Honore Flaugergues, a French amateur astronomer, notices "yellow clouds" on the surface of Mars, which were later found to be dust clouds.
Flaugergues notices that the polar ice cap melts significantly in the Martian spring. He concludes that this implies that Mars is hotter than Earth.
Wilhelm Beer (1797 - 1850) and Johann von Maedler (1794 - 1874) observe Mars over periods of 759, 1604, and 2234 days, and determine that the rotational period of Mars is 24 hours, 37 minutes, 22.6 seconds, which is surprisingly close to the currently accepted value of 24 hours, 37 minutes, 22.7 seconds.
William Whewell concludes that Mars has green seas and red land, and wonders if there is extraterrestrial life.
Angelo Secci (1818 - 1878), a Jesuit monk, draws Mars and calls Syrtis Major the "Atlantic Canal".
Frederik Kaiser calculated the rotational period of Mars to be 24 hours, 37 minutes, 22.62 seconds (Today's accepted value - 24h, 37m, 22.663 +/-0.002s.
Richard Anthony Proctor publishes a map of Mars with continents and oceans. His choice of zero meridian is still the currently accepted convention.
Pierre Jules Janssen (1824 - 1907), Sir William Huggins (1824 - 1910) make the first (unsuccessful) attempt to detect water vapor and oxygen spectroscopically.
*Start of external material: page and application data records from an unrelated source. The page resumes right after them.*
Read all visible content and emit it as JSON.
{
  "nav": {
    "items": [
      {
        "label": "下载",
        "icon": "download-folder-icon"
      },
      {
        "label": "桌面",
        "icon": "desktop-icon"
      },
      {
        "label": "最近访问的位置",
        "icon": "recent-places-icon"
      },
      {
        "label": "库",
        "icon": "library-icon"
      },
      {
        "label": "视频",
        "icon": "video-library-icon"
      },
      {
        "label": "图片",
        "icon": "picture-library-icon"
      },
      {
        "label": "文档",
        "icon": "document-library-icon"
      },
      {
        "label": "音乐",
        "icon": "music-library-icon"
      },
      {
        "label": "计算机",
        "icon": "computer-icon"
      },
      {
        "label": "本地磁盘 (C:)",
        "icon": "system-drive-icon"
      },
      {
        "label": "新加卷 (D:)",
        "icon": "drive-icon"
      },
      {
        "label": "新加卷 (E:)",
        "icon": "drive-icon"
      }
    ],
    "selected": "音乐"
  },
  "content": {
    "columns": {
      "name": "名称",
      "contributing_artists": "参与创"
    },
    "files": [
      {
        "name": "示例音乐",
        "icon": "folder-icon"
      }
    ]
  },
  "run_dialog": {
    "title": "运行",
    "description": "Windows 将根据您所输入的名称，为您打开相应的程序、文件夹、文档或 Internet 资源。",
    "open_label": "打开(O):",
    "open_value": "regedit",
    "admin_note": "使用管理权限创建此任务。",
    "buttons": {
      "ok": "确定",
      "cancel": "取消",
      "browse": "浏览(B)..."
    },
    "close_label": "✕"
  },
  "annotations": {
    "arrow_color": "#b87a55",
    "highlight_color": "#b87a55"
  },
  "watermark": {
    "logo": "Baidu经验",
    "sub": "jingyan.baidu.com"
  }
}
Giovanni Schiaparelli (1835 - 1910) develops a nomenclature for mapping the features of Mars. The names are drawn from mythology, history, and various terms for hell.
Schiaparelli uses the term "canali" to describe the streaks on the surface of Mars. This is wrongly thought to mean "canals," and is thought to imply that Mars has intelligent life that has built a system of canals.
Asaph Hall discovers the moons of Mars. He names them Phobos (fear) and Deimos (fright), after the horses of the Greek war god, Ares (counterpart to the Roman war god, Mars).
Schiaparelli observes double "canali", to him an example of "germination".
Percival Lowell (1855 - 1916) begins observation of Mars at his observatory in Flagstaff, Arizona. That same year, Edward Emerson Barnard (1857 - 1923) reports that he has found no evidence of canals on Mars.
Percival Lowell publishes Mars.